● Input data:
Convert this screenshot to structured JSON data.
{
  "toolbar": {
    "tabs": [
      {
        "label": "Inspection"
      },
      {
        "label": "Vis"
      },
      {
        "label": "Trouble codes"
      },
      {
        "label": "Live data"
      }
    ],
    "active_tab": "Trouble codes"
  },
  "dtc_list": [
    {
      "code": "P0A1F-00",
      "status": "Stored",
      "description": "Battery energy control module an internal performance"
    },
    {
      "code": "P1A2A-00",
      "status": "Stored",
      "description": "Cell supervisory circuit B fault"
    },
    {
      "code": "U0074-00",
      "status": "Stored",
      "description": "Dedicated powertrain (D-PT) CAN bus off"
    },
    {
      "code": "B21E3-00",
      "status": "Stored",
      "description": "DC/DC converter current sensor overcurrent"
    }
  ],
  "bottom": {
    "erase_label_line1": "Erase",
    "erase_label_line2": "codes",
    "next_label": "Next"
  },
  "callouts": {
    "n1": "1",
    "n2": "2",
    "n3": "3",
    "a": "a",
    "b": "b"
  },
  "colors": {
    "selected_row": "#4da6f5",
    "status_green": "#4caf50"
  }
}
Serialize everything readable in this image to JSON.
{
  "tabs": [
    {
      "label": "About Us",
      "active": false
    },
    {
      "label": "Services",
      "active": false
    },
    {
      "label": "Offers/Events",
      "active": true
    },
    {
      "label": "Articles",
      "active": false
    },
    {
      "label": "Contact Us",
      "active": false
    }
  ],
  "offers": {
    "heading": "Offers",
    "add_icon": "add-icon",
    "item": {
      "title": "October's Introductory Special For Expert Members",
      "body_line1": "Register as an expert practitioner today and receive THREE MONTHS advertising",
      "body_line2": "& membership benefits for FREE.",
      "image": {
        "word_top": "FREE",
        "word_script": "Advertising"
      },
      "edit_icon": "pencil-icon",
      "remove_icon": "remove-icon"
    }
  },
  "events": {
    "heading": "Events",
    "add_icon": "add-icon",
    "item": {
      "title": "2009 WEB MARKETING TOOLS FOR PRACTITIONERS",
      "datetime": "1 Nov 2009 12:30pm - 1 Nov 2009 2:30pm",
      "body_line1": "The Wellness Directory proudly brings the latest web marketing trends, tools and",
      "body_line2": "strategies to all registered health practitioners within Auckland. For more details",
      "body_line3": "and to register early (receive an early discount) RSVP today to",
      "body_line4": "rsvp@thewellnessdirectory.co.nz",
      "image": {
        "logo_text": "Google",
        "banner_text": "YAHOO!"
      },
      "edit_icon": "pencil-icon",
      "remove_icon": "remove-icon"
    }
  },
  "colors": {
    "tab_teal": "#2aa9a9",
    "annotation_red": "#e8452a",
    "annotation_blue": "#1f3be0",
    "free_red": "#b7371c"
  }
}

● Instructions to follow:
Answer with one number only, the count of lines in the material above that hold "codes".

● Response below:
3